This time four months ago I was in surgery. I had said goodbye to my husband, sister and mum in person and my dad on the phone. I had been scrubbed clean and had my hair plaited in the hope that it wouldn’t get too knotted in the bedridden days after surgery. I had been wheeled down to the operating theatre, chatting to the anaesthetist, and trying to make light of having various IV lines placed (one of my greatest fears). I met my surgeon, Fabio, and was told off for reminding them all that if this didn’t quite go to plan then I was on the organ donor register myself. Looking back, that might not have been the most trusting remark! The drugs flowed into my veins, I breathed into the face mask I was given as deeply as my old, tired lungs could, and I drifted off to sleep.
During that 10 hour surgery, various skilful medics worked busily away. My dying lungs were removed and replaced with healthy, vibrant, wonderfully ALIVE lungs. And underneath, as always, were the everlasting arms of God keeping me safe.
After the surgery, as some of you know, there were many ups and downs. I swung from doing excellently to probable sepsis related psychosis to healthy and almost going home to very unwell and palliative
care to astonishing recovery and fast discharge. I hope to write about this in greater detail but for now suffice to say that, underneath, as always, were the everlasting arms of God keeping me safe.
Today I celebrated my new lungs by living what most might call a mundane day. I have gone for a walk, emptied and filled the dishwasher, washed and dried a rather large pile of clothes, played with our dog, prepared and eaten meals, done a craft project, read a book, and, my favourite, just sat down and breathed deeply. But, God be praised, there is no such thing as a mundane day.

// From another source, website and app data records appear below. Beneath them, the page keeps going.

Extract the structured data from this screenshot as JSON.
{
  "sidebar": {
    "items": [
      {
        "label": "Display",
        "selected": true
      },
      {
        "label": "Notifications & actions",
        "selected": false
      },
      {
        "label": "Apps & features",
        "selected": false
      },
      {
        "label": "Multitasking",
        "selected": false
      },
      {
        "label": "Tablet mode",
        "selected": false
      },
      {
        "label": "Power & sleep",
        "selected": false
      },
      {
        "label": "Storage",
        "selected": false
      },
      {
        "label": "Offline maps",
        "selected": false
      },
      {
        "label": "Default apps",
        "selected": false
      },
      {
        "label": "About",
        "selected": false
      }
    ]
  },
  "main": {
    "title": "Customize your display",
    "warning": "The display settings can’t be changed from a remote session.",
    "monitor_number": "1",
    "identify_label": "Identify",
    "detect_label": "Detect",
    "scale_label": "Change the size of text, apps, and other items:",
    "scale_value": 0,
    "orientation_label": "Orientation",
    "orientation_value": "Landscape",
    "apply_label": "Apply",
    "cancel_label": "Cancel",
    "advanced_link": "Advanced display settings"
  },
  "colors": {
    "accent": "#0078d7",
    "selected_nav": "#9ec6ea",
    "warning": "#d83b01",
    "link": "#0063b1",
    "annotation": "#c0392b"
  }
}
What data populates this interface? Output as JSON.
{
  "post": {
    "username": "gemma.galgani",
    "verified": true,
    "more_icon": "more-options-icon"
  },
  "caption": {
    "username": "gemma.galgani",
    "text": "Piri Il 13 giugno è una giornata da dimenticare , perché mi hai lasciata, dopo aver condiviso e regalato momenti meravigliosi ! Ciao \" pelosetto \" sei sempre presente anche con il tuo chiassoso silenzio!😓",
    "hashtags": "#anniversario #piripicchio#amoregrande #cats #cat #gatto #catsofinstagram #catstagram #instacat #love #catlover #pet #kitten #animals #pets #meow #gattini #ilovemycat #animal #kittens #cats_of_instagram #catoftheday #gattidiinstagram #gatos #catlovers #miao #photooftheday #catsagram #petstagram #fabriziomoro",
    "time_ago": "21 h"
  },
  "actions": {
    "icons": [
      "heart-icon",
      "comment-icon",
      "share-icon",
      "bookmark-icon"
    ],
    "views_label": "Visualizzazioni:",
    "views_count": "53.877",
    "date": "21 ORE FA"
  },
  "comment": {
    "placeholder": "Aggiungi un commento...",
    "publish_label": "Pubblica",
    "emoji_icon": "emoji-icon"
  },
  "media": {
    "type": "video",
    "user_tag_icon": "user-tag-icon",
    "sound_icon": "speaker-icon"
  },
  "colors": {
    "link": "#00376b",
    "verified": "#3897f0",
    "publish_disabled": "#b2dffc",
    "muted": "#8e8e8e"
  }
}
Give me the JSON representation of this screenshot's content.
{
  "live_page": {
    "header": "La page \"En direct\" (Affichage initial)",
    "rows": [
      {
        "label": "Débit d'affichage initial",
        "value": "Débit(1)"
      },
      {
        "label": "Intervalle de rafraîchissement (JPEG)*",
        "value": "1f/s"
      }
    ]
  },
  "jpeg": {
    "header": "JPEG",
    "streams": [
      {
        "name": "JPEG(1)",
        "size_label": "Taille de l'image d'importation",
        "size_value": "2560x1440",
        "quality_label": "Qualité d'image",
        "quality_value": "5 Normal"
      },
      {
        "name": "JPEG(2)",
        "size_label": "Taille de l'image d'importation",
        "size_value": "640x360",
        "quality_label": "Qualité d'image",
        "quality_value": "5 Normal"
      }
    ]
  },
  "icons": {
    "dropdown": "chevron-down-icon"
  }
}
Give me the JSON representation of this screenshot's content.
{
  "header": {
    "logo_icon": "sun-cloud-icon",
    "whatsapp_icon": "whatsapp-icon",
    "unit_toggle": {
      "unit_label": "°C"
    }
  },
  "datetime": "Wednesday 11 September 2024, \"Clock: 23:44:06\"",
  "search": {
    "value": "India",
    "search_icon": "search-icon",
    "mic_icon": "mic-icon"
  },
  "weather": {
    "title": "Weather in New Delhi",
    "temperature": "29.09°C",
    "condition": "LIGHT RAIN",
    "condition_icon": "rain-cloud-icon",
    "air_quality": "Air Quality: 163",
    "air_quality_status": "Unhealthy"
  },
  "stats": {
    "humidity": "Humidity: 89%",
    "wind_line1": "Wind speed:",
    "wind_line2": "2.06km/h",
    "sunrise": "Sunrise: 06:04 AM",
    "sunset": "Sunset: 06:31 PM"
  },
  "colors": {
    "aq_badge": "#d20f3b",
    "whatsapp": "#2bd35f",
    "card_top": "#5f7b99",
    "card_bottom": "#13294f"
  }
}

I still don’t have the words to do justice to the feeling of air rushing into my lungs, the breath growing deeper and deeper until there is no more space, then out it comes in a long, faintly audible sigh. I sit quietly with a smile on my lips, trying to comprehend the blessing I am experiencing.
I don’t know what the future holds. In one sense, the future feels more uncertain than the future I thought I had with end stage CF lungs. The coming years might hold superb health and all that entails or fast organ rejection and all that entails.
These past four months have been like no others in my life and my expectations of what life is have been challenged. I have experienced my lowest lows and my highest highs. I have been the closest I have ever been to death and the most alive that I remember feeling. And I have known the most deeply I have ever known that underneath, as always, are the everlasting arms of God keeping me safe.
Thank you to my donor and family.
Thank you, God.